Hanoi’s French Quarter is located on the southeastern end of the popular Hoan Kiem Lake, housing most of the city’s foreign embassies, government buildings and affluent residential neighborhoods. For travelers, it’s where they can find luxurious hotels and upmarket restaurants during their holiday in the Vietnam capital.
Part of its main road – Trang Tien – is a busy shopping area, featuring bookshops, galleries, boutiques and the Trang Tien Plaza, a French colonial shopping complex retailing international brands. If this is your first time exploring Hanoi, this section encompasses just about everything you need to know about Hanoi French Quarter, namely its attractions, dining, nightlife and shopping venues.
The first French concession was granted in 1874, an insalubrious plot of land on the banks of the Red River, southeast of where the Opera House stands today.
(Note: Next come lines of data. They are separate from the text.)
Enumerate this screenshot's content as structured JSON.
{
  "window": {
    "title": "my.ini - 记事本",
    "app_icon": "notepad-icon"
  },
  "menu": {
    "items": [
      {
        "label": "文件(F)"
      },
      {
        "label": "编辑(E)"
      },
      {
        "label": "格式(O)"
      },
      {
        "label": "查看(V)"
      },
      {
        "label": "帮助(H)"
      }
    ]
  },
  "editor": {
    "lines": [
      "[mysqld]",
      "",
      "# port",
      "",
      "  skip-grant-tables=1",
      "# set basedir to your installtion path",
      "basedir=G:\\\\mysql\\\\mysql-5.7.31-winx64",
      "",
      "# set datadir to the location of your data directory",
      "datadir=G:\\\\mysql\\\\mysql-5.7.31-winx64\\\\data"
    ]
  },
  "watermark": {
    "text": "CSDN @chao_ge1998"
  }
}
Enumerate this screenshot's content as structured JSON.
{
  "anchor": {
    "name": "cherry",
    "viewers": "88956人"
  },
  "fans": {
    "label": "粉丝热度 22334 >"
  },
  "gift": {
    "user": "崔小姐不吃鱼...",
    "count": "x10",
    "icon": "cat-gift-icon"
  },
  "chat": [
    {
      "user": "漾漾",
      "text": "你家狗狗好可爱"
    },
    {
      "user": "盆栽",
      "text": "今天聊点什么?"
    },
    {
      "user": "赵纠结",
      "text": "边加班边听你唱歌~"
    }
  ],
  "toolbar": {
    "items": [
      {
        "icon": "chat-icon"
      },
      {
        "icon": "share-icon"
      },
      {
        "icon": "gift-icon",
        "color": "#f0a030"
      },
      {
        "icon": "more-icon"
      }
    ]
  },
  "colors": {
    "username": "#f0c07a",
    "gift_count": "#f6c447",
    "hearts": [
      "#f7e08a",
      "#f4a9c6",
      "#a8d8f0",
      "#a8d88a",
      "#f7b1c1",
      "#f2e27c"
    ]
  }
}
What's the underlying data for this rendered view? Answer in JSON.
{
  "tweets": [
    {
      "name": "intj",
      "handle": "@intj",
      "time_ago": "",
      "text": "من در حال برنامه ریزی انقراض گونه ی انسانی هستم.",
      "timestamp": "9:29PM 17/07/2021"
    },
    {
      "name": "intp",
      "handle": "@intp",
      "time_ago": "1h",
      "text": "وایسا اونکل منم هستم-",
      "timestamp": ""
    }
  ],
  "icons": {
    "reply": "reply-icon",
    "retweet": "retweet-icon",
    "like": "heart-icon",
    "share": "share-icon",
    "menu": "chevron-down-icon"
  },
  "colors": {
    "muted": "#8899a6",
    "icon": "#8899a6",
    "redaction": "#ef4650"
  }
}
Once in full possession of Hanoi, after 1882, the French began to create a city appropriate to their new protectorate, starting with the area between the old concession and the train station, 2km to the west. In the process, they destroyed many ancient Vietnamese monuments, which were replaced with Parisian-style buildings and boulevards. Gradually elegant villas filled plots along the grid of tree-lined avenues, then spread south in the 1930s and 1940s towards what is now Thong Nhat (Reunification) Park, a peaceful but rather featureless expanse of green marking the French Quarter’s southern.0